### Source records
- - - - - - -

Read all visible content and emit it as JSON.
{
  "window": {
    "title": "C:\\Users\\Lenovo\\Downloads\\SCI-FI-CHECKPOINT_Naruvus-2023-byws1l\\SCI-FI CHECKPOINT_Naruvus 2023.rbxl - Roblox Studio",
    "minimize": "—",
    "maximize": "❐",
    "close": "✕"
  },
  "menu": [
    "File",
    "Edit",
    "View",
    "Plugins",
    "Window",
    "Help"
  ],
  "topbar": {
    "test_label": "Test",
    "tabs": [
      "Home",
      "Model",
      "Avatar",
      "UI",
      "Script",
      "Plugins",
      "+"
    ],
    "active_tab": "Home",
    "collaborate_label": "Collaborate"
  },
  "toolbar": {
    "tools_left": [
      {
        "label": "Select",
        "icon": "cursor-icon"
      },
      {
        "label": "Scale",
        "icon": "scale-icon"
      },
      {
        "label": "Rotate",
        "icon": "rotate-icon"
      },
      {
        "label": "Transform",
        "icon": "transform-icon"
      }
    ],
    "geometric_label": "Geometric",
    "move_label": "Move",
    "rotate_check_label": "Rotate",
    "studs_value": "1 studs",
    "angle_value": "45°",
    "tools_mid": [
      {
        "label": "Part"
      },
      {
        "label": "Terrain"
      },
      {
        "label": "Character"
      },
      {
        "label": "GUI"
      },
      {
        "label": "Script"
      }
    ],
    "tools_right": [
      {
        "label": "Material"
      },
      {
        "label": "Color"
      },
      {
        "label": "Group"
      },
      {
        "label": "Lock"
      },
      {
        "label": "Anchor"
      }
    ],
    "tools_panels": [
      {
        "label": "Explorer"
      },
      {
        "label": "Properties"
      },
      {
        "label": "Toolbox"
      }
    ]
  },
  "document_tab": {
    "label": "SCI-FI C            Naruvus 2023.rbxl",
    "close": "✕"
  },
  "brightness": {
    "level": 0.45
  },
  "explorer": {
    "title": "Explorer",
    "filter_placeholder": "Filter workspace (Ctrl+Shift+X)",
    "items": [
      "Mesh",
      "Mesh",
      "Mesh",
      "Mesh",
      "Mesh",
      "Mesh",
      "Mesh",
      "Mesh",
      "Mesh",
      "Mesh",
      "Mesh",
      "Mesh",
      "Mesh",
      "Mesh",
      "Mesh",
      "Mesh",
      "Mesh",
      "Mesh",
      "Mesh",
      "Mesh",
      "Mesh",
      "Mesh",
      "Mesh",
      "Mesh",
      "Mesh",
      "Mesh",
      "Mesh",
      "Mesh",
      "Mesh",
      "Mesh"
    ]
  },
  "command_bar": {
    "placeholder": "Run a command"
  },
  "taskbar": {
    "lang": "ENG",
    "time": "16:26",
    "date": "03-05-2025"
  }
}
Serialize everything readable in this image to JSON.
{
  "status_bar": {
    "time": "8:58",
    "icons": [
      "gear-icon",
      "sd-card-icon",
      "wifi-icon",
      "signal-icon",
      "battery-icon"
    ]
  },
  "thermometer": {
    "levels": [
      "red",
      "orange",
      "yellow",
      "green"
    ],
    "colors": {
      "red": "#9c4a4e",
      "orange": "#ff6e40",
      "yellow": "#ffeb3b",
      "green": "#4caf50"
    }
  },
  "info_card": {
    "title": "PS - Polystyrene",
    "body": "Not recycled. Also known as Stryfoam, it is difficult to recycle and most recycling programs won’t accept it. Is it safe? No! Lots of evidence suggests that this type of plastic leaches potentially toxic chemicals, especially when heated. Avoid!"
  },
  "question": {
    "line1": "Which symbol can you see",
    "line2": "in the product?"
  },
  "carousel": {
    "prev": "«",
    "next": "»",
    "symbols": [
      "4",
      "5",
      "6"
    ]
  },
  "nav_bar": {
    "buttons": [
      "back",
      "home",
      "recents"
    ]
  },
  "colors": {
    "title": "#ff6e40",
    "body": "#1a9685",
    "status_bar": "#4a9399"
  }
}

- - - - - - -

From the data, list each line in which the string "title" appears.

### PROBLEM SOLUTION
    "title": "C:\\Users\\Lenovo\\Downloads\\SCI-FI-CHECKPOINT_Naruvus-2023-byws1l\\SCI-FI CHECKPOINT_Naruvus 2023.rbxl - Roblox Studio",
    "title": "Explorer",
    "title": "PS - Polystyrene",
    "title": "#ff6e40",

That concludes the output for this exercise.